## Activity
Go through the records underneath and count the lines that include the string "Signs". Give nothing but the number.

━━ Records supplied ━━

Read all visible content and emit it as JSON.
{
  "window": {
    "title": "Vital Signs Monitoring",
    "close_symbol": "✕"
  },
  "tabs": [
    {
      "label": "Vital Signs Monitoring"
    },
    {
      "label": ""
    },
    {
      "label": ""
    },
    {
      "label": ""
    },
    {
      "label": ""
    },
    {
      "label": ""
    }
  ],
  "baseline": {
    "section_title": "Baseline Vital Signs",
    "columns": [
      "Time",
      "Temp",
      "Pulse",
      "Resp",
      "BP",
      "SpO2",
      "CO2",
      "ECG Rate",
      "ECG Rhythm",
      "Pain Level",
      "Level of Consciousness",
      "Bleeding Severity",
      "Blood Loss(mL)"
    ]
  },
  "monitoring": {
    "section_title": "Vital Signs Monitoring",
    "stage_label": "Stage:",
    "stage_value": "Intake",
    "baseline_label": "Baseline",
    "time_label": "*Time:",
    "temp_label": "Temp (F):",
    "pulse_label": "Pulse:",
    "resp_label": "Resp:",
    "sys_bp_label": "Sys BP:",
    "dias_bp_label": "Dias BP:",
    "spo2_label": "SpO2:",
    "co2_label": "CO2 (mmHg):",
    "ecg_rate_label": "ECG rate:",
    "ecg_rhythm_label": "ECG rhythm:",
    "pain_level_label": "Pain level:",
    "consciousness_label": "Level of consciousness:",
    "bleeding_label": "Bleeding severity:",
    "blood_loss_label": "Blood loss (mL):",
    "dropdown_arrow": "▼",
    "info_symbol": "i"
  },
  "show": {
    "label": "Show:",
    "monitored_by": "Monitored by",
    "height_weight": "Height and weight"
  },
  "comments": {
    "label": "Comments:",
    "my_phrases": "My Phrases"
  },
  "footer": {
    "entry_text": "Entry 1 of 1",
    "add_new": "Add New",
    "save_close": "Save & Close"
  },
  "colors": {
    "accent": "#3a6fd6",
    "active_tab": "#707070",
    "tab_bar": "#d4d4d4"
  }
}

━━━

## Response
4